If you ever got caught up in a flood or drive through water high enough then you may not be able to start your car thereafter.
This may be because the car starter is wet but this is one of the several possible reasons why the car may not be able to crank and turn over.
What shows that the car starter is wet? Can a car starter get damaged? Can it be repaired?
There are probably many questions going through your mind.
Fortunately, there are a few things you may be able to do (before you arrange for the car to be towed to an auto repair shop) to get your car working again!
So, read on for what signs show that a car starter is wet and what you can do to get the car starting again.
Note: Do not hesitate at any point to contact a qualified auto mechanic.
Can Water Damage a Car Starter?
Yes, water can damage a car’s starter though this is not always the case. Sometimes, you’re lucky and may be able to start the car normally once the water has drained out.
Why a Car Fails to Start
The starter can be damaged when water shorts out and damages the starter solenoid.
You may also have sand, silt, or mud clogging up the starter.
In addition, the contacts and wiring may be corroded leading to poor contacts and wire connections that then stop the car from starting.
Signs a Car Starter is Wet
While a car failing to start after driving through is not confirmation that the car starter is wet or damaged it is one of the possible causes.
In addition to the car engine failing to turn over, when you switch on the ignition, you might be met with:
- dead silence – with no click. The starter motor does not even make a whirring sound ( confirmation that it’s engaging).
In other cases, the solenoid click may be heard but with no cranking and turning over of the engine!
Car Starter is Wet? – What to Do
This depends on several factors especially how much water the car has been exposed to and for how long.
In several cases, you may need to arrange for a tow and a qualified mechanic as there’s water in the spark plugs, air intake, the exhaust in addition to the starter.
Leave the Car to Dry out Overnight
In less severe cases, leaving the water to drain out overnight or longer can help. You may also need to manually dry out the starter.
Drying the Car Starter manually
You need to access the car starter to dry it out properly. How you access it varies from car to car but in general, you will be able to access it from the underside of the engine between the engine and the transmission.
Consult your vehicle’s repair manual to confirm the actual starter position.
1. Remove the starter (or get a qualified mechanic) to assist you and conduct a visual inspection of the starter.
2. It may need to be disassembled, and cleaned out to remove any dust or water that may have built up. There are no guarantees – this may work or not.
3. You can also get the starter tested at an auto repair shop that can advise you whether to rebuild or replace it with a new one.
Driving through high water levels risks getting your car starter wet which can stop your car engine from starting.
Leaving the car parked overnight to dry can work in some cases.
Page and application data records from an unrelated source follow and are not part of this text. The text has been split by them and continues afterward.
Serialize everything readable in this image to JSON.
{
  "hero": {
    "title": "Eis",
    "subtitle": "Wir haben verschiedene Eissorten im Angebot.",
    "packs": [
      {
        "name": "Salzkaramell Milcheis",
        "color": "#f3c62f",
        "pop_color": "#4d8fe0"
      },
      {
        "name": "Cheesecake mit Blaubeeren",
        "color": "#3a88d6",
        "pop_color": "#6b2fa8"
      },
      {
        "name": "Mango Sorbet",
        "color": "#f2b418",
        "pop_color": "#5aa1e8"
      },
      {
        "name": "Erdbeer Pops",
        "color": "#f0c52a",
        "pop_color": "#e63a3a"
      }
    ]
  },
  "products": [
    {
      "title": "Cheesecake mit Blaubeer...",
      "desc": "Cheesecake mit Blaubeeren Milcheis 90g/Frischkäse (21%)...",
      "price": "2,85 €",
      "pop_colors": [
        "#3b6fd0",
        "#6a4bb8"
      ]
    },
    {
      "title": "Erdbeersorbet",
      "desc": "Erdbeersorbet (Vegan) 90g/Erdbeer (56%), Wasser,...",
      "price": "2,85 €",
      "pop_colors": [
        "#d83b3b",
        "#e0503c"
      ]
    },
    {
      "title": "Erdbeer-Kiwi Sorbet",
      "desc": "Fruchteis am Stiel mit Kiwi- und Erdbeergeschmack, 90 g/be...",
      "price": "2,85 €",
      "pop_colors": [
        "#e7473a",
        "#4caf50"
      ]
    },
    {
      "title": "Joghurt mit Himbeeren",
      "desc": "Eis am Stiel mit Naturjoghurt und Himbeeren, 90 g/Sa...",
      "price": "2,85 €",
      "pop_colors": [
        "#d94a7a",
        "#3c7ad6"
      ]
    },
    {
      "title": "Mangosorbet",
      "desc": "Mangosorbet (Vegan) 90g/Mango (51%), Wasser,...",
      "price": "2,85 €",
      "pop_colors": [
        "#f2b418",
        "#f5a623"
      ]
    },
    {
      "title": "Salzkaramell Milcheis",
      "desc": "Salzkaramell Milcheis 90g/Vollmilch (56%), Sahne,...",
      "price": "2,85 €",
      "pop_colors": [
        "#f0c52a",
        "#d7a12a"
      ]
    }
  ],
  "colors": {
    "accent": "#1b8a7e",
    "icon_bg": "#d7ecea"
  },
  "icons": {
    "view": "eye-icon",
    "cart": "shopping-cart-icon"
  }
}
You can use compressed air to blow out water, silt, or sail that may be lodged in the starter before attempting to start the car again.
If none of these work, or you need urgent assistance then contact a qualified auto mechanic for help.